WHAT THE TASK ASKS — From the listing below, copy each line where "icon" occurs.

EXTRACTED RECORDS —
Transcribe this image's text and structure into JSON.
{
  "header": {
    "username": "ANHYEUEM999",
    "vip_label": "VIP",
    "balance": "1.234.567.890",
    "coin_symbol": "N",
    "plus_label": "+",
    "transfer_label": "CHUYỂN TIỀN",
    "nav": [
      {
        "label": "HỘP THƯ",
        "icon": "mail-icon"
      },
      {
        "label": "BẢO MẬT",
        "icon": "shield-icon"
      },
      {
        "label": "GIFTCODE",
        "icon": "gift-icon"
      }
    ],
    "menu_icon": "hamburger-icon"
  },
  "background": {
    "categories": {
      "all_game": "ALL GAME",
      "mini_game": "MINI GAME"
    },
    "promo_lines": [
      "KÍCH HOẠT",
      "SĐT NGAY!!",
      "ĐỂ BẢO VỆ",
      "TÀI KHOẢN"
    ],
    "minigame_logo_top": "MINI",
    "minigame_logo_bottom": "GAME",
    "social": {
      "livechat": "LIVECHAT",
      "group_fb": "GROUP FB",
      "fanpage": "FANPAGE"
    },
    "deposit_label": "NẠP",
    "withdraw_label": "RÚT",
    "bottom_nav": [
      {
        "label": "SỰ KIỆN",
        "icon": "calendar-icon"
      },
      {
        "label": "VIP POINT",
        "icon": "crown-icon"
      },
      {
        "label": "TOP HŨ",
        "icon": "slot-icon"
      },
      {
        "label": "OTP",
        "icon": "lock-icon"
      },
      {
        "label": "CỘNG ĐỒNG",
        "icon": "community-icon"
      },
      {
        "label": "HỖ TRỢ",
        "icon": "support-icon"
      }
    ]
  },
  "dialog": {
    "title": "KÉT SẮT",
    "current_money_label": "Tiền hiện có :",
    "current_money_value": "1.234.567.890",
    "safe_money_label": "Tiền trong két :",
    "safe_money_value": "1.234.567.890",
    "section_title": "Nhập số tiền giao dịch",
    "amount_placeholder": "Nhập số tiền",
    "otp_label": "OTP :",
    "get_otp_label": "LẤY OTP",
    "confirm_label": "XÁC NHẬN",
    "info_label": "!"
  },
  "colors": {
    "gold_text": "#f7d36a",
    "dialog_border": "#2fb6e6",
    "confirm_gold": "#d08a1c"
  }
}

OUTPUT BELOW —
        "icon": "mail-icon"
        "icon": "shield-icon"
        "icon": "gift-icon"
    "menu_icon": "hamburger-icon"
        "icon": "calendar-icon"
        "icon": "crown-icon"
        "icon": "slot-icon"
        "icon": "lock-icon"
        "icon": "community-icon"
        "icon": "support-icon"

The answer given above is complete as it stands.